Here’s what an anonymous professional film restorationist told the website in 2011:

“I was told that Lucas dragged his feet and hemmed and hawed that ‘Star Wars’ needed restoration work before it could go on deposit, and then what was sent was the 1997 version. All I know is what I was told by the Library itself. I’m sure that no one who works there will go on record publicly and say this, but I was told this by the top people who work there.”

Per Sinobad’s email, the Library of Congress also has copyright deposit prints for the 1980 release of The Empire Strikes Back, which had “extreme color fading,” and the 1983 release of Return of the Jedi. There was nothing to report at the time on the latter. According to (where you can also read Sinobad’s email in full), there was once an attempt to loan the Library of Congress a privately held Technicolor print of the 1977 cut of Star Wars, but it was unable to be copied and was returned to its owner. Reportedly, the National Film Registry currently has a copy of A New Hope but it’s the 1997 Special Edition version.

A contrary claim was made by Steve Leggett, program coordinator for the National Film Preservation Board. From a 2018 Mental Floss article on the National Film Registry:

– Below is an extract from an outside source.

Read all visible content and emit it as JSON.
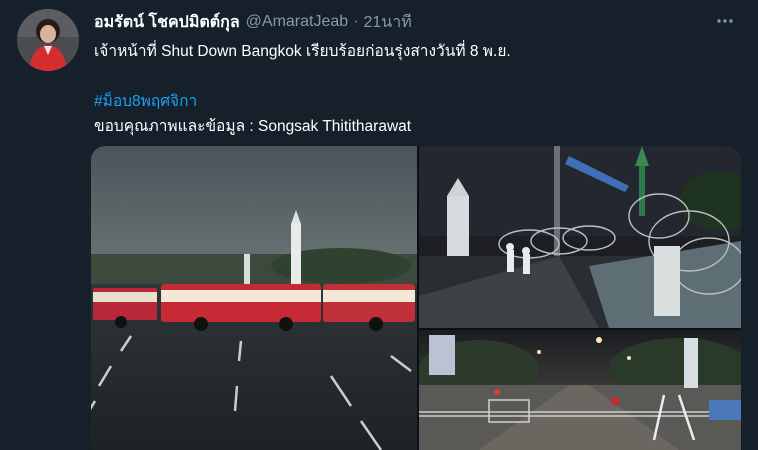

“For Hollywood movies, the process is usually pretty easy. ‘We simply ask the studio to donate a copy,’ Leggett told Mental Floss in 2015. In some cases, that isn’t even necessary. The Library of Congress has more than 1 million films on file, many of them sent by studios or filmmakers for the sake of copyright registry. When the original ‘Star Wars’ was selected in 1989, Leggett says, congressional librarians simply checked that the 35 millimeter print submitted with Lucasfilm’s copyright application was in good shape. It was, so no further action was needed.”

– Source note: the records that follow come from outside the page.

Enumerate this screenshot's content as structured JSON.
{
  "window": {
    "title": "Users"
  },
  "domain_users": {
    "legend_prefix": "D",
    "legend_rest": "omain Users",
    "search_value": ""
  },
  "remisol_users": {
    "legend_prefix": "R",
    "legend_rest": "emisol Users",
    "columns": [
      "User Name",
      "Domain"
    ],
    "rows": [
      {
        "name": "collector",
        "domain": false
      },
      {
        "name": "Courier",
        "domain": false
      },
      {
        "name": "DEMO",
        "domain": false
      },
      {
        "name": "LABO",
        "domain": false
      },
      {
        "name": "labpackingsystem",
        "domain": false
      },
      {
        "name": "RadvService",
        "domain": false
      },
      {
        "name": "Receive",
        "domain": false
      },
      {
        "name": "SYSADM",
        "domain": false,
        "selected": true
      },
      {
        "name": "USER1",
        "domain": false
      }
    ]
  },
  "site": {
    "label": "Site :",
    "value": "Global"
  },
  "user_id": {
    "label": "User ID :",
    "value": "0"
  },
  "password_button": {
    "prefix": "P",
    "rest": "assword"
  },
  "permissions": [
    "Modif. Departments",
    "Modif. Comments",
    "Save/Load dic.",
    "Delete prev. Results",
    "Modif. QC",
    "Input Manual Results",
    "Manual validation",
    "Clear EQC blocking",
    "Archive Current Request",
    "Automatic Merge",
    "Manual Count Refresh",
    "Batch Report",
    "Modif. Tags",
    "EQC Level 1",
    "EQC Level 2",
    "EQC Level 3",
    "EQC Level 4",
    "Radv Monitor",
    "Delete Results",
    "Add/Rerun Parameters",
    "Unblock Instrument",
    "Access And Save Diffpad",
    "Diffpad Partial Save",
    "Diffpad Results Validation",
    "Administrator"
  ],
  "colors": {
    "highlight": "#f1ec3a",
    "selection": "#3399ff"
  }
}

So, we can assume Lucasfilm will only offer a Special Edition copy of Return of the Jedi for the National Film Registry, but according to Leggett, they don’t need one anyway. It’s unknown what condition that 1983 print is in, though, and if the Library of Congress ever requests a new one they’ll be out of luck obtaining a copy of the original. They have great intentions with recognizing these movies and the desire to preserve them as they were upon their releases in 1977, 1980, and 1983. But it’s a wonder the board choosing the titles for the National Film Registry even bothered to include Return of the Jedi given the trouble they’ve had with its precursors.

Christopher Campbell began writing film criticism and covering film festivals for a zine called Read, back when a zine could actually get you Sundance press credentials. He's now a Senior Editor at FSR and the founding editor of our sister site Nonfics. He also regularly contributes to Fandango and Rotten Tomatoes and is the President of the Critics Choice Association's Documentary Branch.